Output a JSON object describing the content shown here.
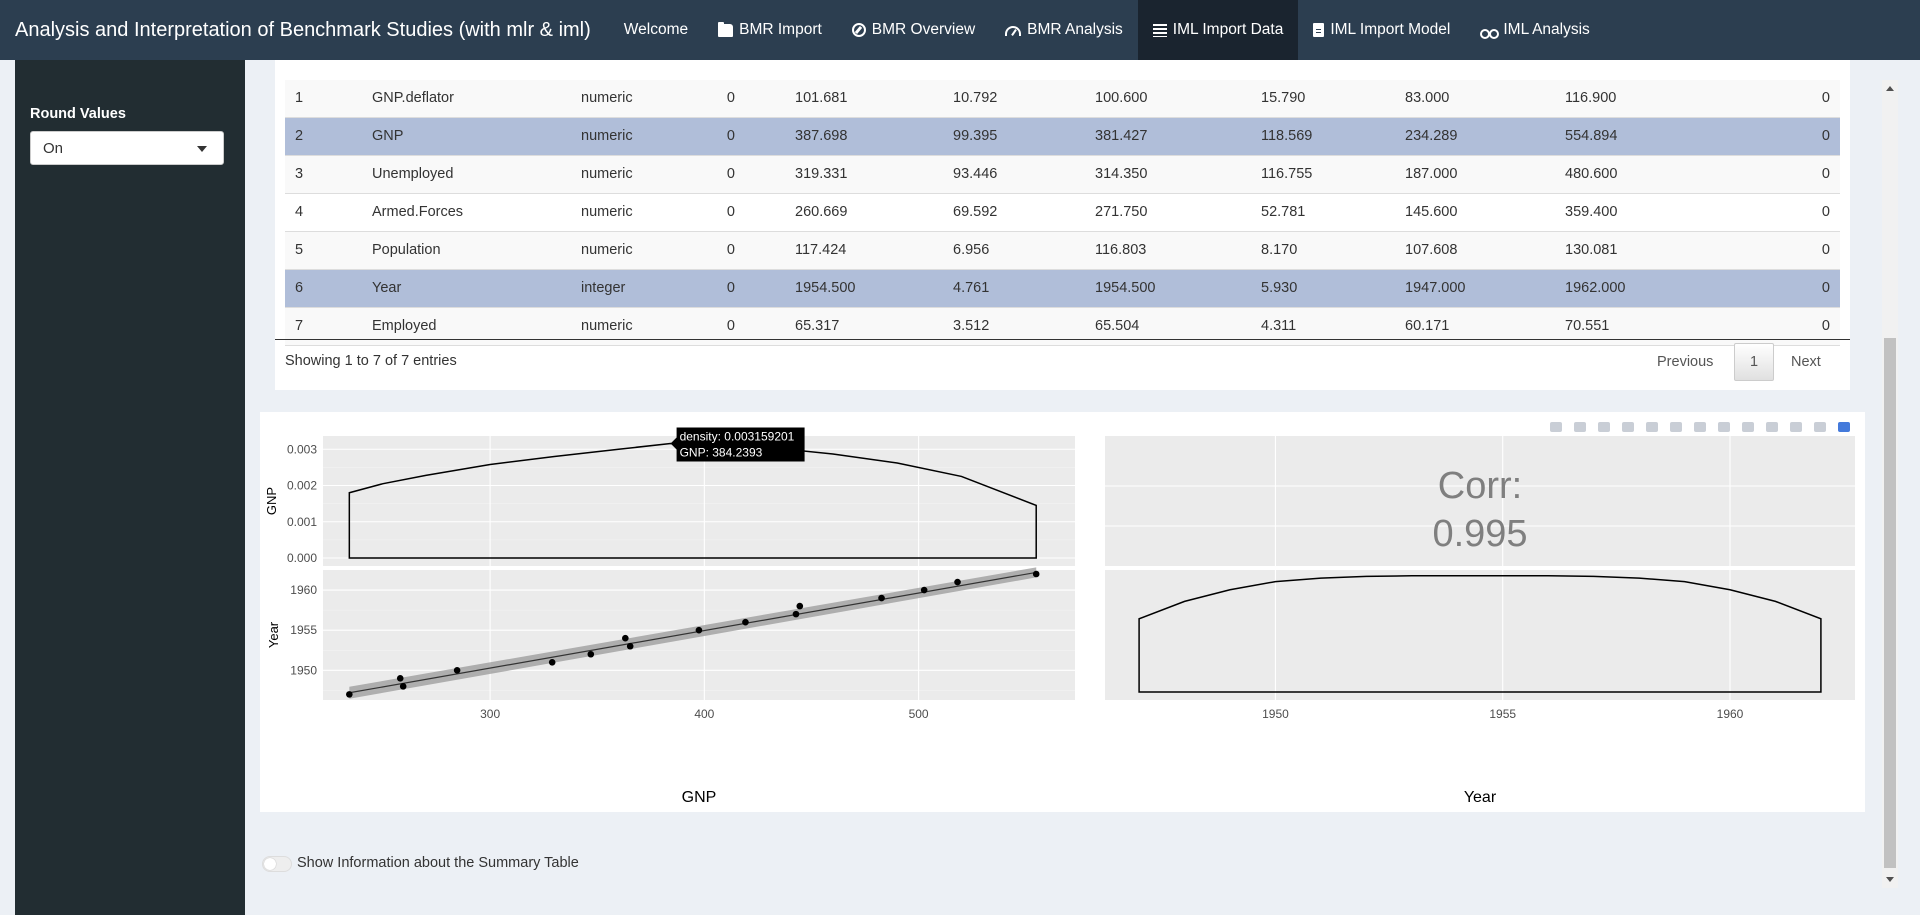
{
  "navbar": {
    "brand": "Analysis and Interpretation of Benchmark Studies (with mlr & iml)",
    "tabs": [
      {
        "label": "Welcome",
        "icon": ""
      },
      {
        "label": "BMR Import",
        "icon": "folder-open-icon"
      },
      {
        "label": "BMR Overview",
        "icon": "compass-icon"
      },
      {
        "label": "BMR Analysis",
        "icon": "tachometer-icon"
      },
      {
        "label": "IML Import Data",
        "icon": "list-icon"
      },
      {
        "label": "IML Import Model",
        "icon": "file-icon"
      },
      {
        "label": "IML Analysis",
        "icon": "glasses-icon"
      }
    ],
    "active_tab": "IML Import Data",
    "bg_color": "#2c3e50",
    "active_color": "#1a242f"
  },
  "sidebar": {
    "round_label": "Round Values",
    "round_value": "On"
  },
  "table": {
    "rows": [
      [
        "1",
        "GNP.deflator",
        "numeric",
        "0",
        "101.681",
        "10.792",
        "100.600",
        "15.790",
        "83.000",
        "116.900",
        "0"
      ],
      [
        "2",
        "GNP",
        "numeric",
        "0",
        "387.698",
        "99.395",
        "381.427",
        "118.569",
        "234.289",
        "554.894",
        "0"
      ],
      [
        "3",
        "Unemployed",
        "numeric",
        "0",
        "319.331",
        "93.446",
        "314.350",
        "116.755",
        "187.000",
        "480.600",
        "0"
      ],
      [
        "4",
        "Armed.Forces",
        "numeric",
        "0",
        "260.669",
        "69.592",
        "271.750",
        "52.781",
        "145.600",
        "359.400",
        "0"
      ],
      [
        "5",
        "Population",
        "numeric",
        "0",
        "117.424",
        "6.956",
        "116.803",
        "8.170",
        "107.608",
        "130.081",
        "0"
      ],
      [
        "6",
        "Year",
        "integer",
        "0",
        "1954.500",
        "4.761",
        "1954.500",
        "5.930",
        "1947.000",
        "1962.000",
        "0"
      ],
      [
        "7",
        "Employed",
        "numeric",
        "0",
        "65.317",
        "3.512",
        "65.504",
        "4.311",
        "60.171",
        "70.551",
        "0"
      ]
    ],
    "selected_rows": [
      2,
      6
    ],
    "selected_color": "#b0bed9",
    "info": "Showing 1 to 7 of 7 entries",
    "prev_label": "Previous",
    "page": "1",
    "next_label": "Next"
  },
  "plot": {
    "tooltip": {
      "line1": "density: 0.003159201",
      "line2": "GNP: 384.2393"
    },
    "corr_label": "Corr:",
    "corr_value": "0.995",
    "modebar_icons": [
      "camera-icon",
      "zoom-icon",
      "pan-icon",
      "box-select-icon",
      "lasso-icon",
      "zoom-in-icon",
      "zoom-out-icon",
      "autoscale-icon",
      "reset-axes-icon",
      "spike-lines-icon",
      "hover-closest-icon",
      "hover-compare-icon",
      "plotly-logo-icon"
    ]
  },
  "chart_data": [
    {
      "type": "area",
      "panel": "GNP density",
      "ylabel": "GNP",
      "x_range": [
        234.289,
        554.894
      ],
      "x": [
        234.289,
        250,
        270,
        300,
        330,
        360,
        384.2393,
        400,
        430,
        460,
        490,
        520,
        554.894
      ],
      "density": [
        0.0018,
        0.00205,
        0.00228,
        0.00258,
        0.0028,
        0.003,
        0.003159201,
        0.00314,
        0.00305,
        0.00287,
        0.00262,
        0.00225,
        0.00145
      ],
      "ylim": [
        0,
        0.0032
      ],
      "yticks": [
        "0.000",
        "0.001",
        "0.002",
        "0.003"
      ]
    },
    {
      "type": "scatter",
      "panel": "GNP vs Year",
      "xlabel": "GNP",
      "ylabel": "Year",
      "xlim": [
        222,
        573
      ],
      "ylim": [
        1946.3,
        1962.5
      ],
      "xticks": [
        "300",
        "400",
        "500"
      ],
      "yticks": [
        "1950",
        "1955",
        "1960"
      ],
      "x": [
        234.289,
        259.426,
        258.054,
        284.599,
        328.975,
        346.999,
        365.385,
        363.112,
        397.469,
        419.18,
        442.769,
        444.546,
        482.704,
        502.601,
        518.173,
        554.894
      ],
      "y": [
        1947,
        1948,
        1949,
        1950,
        1951,
        1952,
        1953,
        1954,
        1955,
        1956,
        1957,
        1958,
        1959,
        1960,
        1961,
        1962
      ],
      "fit": {
        "x": [
          234.289,
          554.894
        ],
        "y": [
          1947.2,
          1962.2
        ]
      }
    },
    {
      "type": "area",
      "panel": "Year density",
      "xlabel": "Year",
      "xlim": [
        1946.25,
        1962.75
      ],
      "xticks": [
        "1950",
        "1955",
        "1960"
      ],
      "x": [
        1947,
        1948,
        1949,
        1950,
        1951,
        1952,
        1953,
        1954,
        1955,
        1956,
        1957,
        1958,
        1959,
        1960,
        1961,
        1962
      ],
      "density": [
        0.63,
        0.78,
        0.88,
        0.95,
        0.98,
        0.995,
        1.0,
        1.0,
        1.0,
        1.0,
        0.995,
        0.98,
        0.95,
        0.88,
        0.78,
        0.63
      ],
      "ylim": [
        0,
        1.05
      ]
    },
    {
      "type": "table",
      "panel": "correlation",
      "label": "Corr:",
      "value": 0.995
    }
  ],
  "footer": {
    "toggle_label": "Show Information about the Summary Table"
  }
}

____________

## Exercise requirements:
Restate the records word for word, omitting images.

## Solution to this exercise:
Output a JSON object describing the content shown here.
{
  "navbar": {
    "brand": "Analysis and Interpretation of Benchmark Studies (with mlr & iml)",
    "tabs": [
      {
        "label": "Welcome",
        "icon": ""
      },
      {
        "label": "BMR Import",
        "icon": "folder-open-icon"
      },
      {
        "label": "BMR Overview",
        "icon": "compass-icon"
      },
      {
        "label": "BMR Analysis",
        "icon": "tachometer-icon"
      },
      {
        "label": "IML Import Data",
        "icon": "list-icon"
      },
      {
        "label": "IML Import Model",
        "icon": "file-icon"
      },
      {
        "label": "IML Analysis",
        "icon": "glasses-icon"
      }
    ],
    "active_tab": "IML Import Data",
    "bg_color": "#2c3e50",
    "active_color": "#1a242f"
  },
  "sidebar": {
    "round_label": "Round Values",
    "round_value": "On"
  },
  "table": {
    "rows": [
      [
        "1",
        "GNP.deflator",
        "numeric",
        "0",
        "101.681",
        "10.792",
        "100.600",
        "15.790",
        "83.000",
        "116.900",
        "0"
      ],
      [
        "2",
        "GNP",
        "numeric",
        "0",
        "387.698",
        "99.395",
        "381.427",
        "118.569",
        "234.289",
        "554.894",
        "0"
      ],
      [
        "3",
        "Unemployed",
        "numeric",
        "0",
        "319.331",
        "93.446",
        "314.350",
        "116.755",
        "187.000",
        "480.600",
        "0"
      ],
      [
        "4",
        "Armed.Forces",
        "numeric",
        "0",
        "260.669",
        "69.592",
        "271.750",
        "52.781",
        "145.600",
        "359.400",
        "0"
      ],
      [
        "5",
        "Population",
        "numeric",
        "0",
        "117.424",
        "6.956",
        "116.803",
        "8.170",
        "107.608",
        "130.081",
        "0"
      ],
      [
        "6",
        "Year",
        "integer",
        "0",
        "1954.500",
        "4.761",
        "1954.500",
        "5.930",
        "1947.000",
        "1962.000",
        "0"
      ],
      [
        "7",
        "Employed",
        "numeric",
        "0",
        "65.317",
        "3.512",
        "65.504",
        "4.311",
        "60.171",
        "70.551",
        "0"
      ]
    ],
    "selected_rows": [
      2,
      6
    ],
    "selected_color": "#b0bed9",
    "info": "Showing 1 to 7 of 7 entries",
    "prev_label": "Previous",
    "page": "1",
    "next_label": "Next"
  },
  "plot": {
    "tooltip": {
      "line1": "density: 0.003159201",
      "line2": "GNP: 384.2393"
    },
    "corr_label": "Corr:",
    "corr_value": "0.995",
    "modebar_icons": [
      "camera-icon",
      "zoom-icon",
      "pan-icon",
      "box-select-icon",
      "lasso-icon",
      "zoom-in-icon",
      "zoom-out-icon",
      "autoscale-icon",
      "reset-axes-icon",
      "spike-lines-icon",
      "hover-closest-icon",
      "hover-compare-icon",
      "plotly-logo-icon"
    ]
  },
  "chart_data": [
    {
      "type": "area",
      "panel": "GNP density",
      "ylabel": "GNP",
      "x_range": [
        234.289,
        554.894
      ],
      "x": [
        234.289,
        250,
        270,
        300,
        330,
        360,
        384.2393,
        400,
        430,
        460,
        490,
        520,
        554.894
      ],
      "density": [
        0.0018,
        0.00205,
        0.00228,
        0.00258,
        0.0028,
        0.003,
        0.003159201,
        0.00314,
        0.00305,
        0.00287,
        0.00262,
        0.00225,
        0.00145
      ],
      "ylim": [
        0,
        0.0032
      ],
      "yticks": [
        "0.000",
        "0.001",
        "0.002",
        "0.003"
      ]
    },
    {
      "type": "scatter",
      "panel": "GNP vs Year",
      "xlabel": "GNP",
      "ylabel": "Year",
      "xlim": [
        222,
        573
      ],
      "ylim": [
        1946.3,
        1962.5
      ],
      "xticks": [
        "300",
        "400",
        "500"
      ],
      "yticks": [
        "1950",
        "1955",
        "1960"
      ],
      "x": [
        234.289,
        259.426,
        258.054,
        284.599,
        328.975,
        346.999,
        365.385,
        363.112,
        397.469,
        419.18,
        442.769,
        444.546,
        482.704,
        502.601,
        518.173,
        554.894
      ],
      "y": [
        1947,
        1948,
        1949,
        1950,
        1951,
        1952,
        1953,
        1954,
        1955,
        1956,
        1957,
        1958,
        1959,
        1960,
        1961,
        1962
      ],
      "fit": {
        "x": [
          234.289,
          554.894
        ],
        "y": [
          1947.2,
          1962.2
        ]
      }
    },
    {
      "type": "area",
      "panel": "Year density",
      "xlabel": "Year",
      "xlim": [
        1946.25,
        1962.75
      ],
      "xticks": [
        "1950",
        "1955",
        "1960"
      ],
      "x": [
        1947,
        1948,
        1949,
        1950,
        1951,
        1952,
        1953,
        1954,
        1955,
        1956,
        1957,
        1958,
        1959,
        1960,
        1961,
        1962
      ],
      "density": [
        0.63,
        0.78,
        0.88,
        0.95,
        0.98,
        0.995,
        1.0,
        1.0,
        1.0,
        1.0,
        0.995,
        0.98,
        0.95,
        0.88,
        0.78,
        0.63
      ],
      "ylim": [
        0,
        1.05
      ]
    },
    {
      "type": "table",
      "panel": "correlation",
      "label": "Corr:",
      "value": 0.995
    }
  ],
  "footer": {
    "toggle_label": "Show Information about the Summary Table"
  }
}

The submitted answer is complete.